▶ [What you should do]: Gather all lines in the data that hold the string "antisemitism".
───── Input records
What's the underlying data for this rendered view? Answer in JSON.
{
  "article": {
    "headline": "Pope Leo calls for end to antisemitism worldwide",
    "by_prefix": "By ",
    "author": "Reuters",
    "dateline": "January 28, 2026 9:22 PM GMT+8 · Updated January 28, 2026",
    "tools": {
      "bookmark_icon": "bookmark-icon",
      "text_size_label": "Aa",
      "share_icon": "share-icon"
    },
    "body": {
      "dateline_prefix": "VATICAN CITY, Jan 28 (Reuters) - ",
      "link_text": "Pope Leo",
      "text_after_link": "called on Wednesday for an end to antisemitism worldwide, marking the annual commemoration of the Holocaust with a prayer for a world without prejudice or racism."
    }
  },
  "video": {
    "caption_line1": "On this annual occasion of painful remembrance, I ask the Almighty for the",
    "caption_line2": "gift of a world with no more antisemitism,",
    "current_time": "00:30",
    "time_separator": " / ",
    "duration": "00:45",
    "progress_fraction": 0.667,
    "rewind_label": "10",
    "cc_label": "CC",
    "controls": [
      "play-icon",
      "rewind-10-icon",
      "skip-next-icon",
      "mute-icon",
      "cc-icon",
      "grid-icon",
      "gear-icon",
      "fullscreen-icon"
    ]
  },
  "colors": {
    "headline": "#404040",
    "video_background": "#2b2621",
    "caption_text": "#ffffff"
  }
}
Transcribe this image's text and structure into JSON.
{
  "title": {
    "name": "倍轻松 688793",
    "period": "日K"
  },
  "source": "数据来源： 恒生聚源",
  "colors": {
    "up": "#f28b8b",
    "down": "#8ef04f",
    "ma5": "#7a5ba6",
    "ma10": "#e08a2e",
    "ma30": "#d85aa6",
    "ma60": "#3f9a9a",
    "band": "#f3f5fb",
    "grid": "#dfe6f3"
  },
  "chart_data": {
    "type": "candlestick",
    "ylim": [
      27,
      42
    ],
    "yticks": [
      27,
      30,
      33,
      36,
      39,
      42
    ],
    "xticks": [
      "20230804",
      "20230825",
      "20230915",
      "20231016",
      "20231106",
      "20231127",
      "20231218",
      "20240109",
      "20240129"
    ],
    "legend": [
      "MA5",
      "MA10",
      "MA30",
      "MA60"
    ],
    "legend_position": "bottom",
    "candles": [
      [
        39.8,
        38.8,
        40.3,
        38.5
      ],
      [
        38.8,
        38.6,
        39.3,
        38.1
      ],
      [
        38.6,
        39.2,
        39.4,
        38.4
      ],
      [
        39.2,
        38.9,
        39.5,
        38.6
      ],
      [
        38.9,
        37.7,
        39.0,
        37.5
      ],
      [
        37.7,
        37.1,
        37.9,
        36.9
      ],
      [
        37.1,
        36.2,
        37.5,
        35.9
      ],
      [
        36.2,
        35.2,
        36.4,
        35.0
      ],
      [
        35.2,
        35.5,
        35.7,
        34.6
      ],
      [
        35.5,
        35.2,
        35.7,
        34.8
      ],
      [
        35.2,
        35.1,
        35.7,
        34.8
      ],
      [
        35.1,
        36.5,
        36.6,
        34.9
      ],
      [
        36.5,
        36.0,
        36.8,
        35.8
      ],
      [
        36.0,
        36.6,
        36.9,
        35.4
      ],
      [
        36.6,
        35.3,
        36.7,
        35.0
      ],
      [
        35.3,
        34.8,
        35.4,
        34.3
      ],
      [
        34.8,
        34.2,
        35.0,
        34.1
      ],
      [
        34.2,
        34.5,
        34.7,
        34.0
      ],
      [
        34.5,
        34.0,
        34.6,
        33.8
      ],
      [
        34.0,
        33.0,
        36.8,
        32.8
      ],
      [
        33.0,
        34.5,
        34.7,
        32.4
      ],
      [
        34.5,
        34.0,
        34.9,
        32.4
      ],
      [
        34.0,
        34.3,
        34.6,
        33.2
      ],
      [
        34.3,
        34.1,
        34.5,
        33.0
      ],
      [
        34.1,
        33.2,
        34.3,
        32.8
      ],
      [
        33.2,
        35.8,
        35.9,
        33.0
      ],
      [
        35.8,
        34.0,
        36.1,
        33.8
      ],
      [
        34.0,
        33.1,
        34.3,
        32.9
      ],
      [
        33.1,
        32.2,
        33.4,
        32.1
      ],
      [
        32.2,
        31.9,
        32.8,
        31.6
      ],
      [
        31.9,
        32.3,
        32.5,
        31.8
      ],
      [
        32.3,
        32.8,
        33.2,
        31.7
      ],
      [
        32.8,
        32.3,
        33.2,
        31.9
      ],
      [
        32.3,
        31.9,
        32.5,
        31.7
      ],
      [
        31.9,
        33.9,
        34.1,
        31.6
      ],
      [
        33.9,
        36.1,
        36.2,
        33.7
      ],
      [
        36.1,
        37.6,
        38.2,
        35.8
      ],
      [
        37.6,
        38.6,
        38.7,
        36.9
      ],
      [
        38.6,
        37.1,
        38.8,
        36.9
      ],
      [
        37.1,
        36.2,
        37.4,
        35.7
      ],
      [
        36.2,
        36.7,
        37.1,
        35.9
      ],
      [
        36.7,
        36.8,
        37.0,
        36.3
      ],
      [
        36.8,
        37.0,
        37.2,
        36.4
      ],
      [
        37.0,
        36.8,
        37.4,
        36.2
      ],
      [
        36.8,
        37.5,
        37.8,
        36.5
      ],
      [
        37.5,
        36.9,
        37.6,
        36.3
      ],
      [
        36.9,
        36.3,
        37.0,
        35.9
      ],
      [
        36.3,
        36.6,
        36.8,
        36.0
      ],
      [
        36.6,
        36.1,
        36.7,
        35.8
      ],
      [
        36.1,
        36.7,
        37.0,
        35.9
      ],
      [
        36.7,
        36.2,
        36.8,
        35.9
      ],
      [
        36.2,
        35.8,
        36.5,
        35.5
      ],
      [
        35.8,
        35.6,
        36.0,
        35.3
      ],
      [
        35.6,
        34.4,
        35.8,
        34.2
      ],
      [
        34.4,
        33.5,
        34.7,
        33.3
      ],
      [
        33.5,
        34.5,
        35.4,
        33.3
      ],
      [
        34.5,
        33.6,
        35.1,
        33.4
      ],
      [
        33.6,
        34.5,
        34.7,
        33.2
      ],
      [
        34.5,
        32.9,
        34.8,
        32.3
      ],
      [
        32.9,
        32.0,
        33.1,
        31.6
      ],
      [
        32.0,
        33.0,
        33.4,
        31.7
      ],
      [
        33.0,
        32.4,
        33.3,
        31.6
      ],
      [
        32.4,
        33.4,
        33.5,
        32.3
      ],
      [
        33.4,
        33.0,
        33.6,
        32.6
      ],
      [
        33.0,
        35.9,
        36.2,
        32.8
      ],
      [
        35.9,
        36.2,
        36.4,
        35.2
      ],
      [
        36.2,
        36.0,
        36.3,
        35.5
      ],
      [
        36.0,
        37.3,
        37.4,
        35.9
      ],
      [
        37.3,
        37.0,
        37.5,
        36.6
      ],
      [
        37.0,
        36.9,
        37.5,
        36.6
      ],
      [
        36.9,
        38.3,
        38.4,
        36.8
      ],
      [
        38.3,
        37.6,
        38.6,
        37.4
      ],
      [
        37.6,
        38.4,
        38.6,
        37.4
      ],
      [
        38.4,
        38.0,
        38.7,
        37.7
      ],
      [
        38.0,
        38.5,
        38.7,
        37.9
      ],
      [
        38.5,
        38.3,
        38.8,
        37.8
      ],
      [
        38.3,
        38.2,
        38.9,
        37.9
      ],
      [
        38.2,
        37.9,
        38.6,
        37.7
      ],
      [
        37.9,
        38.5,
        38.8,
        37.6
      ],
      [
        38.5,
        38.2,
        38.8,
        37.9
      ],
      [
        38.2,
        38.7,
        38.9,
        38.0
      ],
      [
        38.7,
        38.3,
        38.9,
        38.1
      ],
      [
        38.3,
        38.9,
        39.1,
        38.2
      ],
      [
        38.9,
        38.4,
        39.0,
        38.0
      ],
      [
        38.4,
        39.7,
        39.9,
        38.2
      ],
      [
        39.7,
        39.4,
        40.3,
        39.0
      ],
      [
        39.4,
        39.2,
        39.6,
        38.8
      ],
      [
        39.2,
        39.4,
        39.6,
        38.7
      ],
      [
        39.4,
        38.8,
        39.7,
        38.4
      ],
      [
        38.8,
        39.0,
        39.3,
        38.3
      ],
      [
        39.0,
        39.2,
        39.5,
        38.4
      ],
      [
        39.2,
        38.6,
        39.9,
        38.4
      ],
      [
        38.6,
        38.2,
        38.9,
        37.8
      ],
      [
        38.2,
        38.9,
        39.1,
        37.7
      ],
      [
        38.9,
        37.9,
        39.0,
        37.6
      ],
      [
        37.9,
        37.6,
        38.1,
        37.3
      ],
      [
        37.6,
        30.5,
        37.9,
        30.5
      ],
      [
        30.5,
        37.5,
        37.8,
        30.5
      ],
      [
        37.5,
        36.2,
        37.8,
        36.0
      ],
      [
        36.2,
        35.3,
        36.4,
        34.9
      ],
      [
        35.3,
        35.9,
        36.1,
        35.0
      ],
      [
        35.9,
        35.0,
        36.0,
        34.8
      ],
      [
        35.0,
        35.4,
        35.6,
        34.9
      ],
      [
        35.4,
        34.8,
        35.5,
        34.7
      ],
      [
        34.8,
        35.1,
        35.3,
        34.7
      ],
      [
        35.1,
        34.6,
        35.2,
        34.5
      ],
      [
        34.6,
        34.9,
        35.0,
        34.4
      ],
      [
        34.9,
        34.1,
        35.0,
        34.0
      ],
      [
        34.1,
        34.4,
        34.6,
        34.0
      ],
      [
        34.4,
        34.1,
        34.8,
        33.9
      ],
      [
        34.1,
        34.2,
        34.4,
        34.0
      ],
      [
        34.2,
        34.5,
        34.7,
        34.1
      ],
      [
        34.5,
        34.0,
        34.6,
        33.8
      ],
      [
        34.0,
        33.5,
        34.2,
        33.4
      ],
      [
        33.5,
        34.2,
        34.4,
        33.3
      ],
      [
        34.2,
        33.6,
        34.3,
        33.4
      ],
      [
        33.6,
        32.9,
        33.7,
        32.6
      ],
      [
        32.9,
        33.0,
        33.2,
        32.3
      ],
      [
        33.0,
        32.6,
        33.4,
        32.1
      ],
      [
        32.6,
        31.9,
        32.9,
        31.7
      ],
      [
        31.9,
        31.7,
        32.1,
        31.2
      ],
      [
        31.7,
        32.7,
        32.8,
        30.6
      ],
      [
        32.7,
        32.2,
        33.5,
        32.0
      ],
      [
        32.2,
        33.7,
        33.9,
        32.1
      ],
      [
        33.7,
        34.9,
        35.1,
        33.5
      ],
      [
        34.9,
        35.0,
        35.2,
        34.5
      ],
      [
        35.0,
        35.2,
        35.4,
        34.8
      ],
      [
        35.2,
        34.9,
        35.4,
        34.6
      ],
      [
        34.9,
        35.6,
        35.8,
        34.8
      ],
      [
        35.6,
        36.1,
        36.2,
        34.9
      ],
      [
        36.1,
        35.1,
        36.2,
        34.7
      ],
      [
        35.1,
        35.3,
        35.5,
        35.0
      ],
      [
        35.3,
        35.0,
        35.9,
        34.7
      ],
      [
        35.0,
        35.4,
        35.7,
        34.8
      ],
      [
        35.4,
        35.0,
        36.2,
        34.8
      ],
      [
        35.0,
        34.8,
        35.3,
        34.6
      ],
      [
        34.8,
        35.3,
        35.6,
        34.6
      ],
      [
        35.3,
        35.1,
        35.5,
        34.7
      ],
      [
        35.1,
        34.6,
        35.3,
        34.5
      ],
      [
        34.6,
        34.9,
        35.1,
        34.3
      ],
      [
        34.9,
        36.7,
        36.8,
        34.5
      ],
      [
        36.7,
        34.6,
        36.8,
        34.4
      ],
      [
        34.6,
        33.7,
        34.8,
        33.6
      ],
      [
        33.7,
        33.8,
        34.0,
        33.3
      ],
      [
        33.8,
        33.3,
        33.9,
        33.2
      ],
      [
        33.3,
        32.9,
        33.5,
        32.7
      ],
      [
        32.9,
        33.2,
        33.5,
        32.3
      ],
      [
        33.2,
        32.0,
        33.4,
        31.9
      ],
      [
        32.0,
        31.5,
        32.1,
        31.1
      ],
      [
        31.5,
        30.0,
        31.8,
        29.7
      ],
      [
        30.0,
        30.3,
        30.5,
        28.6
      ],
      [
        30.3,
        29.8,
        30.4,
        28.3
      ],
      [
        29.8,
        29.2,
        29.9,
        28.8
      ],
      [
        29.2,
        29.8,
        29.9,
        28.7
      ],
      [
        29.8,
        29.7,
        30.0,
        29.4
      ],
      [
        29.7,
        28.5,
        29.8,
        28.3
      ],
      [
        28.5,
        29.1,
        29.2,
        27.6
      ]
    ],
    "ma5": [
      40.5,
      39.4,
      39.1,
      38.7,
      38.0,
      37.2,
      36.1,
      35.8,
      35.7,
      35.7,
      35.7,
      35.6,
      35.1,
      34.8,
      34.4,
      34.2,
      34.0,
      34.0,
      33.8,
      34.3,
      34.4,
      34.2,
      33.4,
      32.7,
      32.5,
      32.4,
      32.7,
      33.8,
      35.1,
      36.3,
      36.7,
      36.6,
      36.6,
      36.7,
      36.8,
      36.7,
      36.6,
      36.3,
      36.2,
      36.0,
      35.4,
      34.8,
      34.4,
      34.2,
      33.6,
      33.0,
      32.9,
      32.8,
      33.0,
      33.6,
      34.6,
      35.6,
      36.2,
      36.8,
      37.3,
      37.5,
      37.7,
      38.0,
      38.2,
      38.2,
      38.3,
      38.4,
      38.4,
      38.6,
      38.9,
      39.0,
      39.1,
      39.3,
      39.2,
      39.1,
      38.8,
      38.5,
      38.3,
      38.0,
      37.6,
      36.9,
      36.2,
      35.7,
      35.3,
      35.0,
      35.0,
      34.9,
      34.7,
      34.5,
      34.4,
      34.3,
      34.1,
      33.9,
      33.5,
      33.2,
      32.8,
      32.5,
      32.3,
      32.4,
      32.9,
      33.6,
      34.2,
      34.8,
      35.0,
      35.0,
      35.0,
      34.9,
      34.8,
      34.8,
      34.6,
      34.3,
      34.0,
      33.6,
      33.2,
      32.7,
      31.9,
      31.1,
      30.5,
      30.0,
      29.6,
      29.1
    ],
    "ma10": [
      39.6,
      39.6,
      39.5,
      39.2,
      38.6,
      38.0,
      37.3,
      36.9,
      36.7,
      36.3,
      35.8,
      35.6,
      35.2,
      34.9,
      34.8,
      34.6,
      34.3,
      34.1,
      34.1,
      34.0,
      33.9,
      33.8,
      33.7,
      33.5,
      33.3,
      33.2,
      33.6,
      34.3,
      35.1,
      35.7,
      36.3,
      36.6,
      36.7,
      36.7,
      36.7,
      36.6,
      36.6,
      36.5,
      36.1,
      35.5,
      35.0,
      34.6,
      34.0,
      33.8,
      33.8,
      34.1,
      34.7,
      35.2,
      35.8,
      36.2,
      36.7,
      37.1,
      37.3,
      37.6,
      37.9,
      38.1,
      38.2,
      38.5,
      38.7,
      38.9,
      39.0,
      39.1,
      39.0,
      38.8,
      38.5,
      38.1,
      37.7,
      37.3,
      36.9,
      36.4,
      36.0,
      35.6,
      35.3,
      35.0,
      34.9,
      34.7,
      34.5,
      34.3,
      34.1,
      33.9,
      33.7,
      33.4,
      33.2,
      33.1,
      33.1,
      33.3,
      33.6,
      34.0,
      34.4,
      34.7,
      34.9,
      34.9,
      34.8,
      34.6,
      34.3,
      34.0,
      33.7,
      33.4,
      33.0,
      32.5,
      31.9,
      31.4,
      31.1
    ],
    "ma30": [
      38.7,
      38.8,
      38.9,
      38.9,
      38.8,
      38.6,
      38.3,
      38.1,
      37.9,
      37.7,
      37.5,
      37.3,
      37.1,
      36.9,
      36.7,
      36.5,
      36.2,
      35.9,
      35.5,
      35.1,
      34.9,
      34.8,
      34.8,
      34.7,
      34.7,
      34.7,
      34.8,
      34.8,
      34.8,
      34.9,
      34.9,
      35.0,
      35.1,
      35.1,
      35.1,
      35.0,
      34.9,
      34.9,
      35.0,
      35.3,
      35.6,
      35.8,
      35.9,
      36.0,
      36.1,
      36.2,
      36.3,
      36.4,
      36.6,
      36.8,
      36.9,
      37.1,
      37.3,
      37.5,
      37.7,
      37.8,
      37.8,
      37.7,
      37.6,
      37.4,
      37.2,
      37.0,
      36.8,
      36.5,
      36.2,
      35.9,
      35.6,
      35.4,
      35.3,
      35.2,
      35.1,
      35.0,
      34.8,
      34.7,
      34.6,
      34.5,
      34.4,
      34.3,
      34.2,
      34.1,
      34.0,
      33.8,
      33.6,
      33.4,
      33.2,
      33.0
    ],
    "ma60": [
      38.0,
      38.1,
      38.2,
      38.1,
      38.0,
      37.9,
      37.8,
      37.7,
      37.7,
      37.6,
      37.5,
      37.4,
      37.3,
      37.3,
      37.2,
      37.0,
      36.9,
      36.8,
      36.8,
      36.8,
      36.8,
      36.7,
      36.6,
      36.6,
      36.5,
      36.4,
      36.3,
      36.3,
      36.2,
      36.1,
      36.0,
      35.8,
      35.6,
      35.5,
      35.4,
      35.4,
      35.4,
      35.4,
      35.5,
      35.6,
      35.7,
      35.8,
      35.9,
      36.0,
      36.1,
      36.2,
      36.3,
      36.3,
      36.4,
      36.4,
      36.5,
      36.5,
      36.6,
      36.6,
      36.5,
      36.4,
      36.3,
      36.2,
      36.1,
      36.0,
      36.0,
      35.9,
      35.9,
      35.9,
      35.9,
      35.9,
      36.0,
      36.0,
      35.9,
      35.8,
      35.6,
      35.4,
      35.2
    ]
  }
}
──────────
▶ [Response box]:
    "headline": "Pope Leo calls for end to antisemitism worldwide",
      "text_after_link": "called on Wednesday for an end to antisemitism worldwide, marking the annual commemoration of the Holocaust with a prayer for a world without prejudice or racism."
    "caption_line2": "gift of a world with no more antisemitism,",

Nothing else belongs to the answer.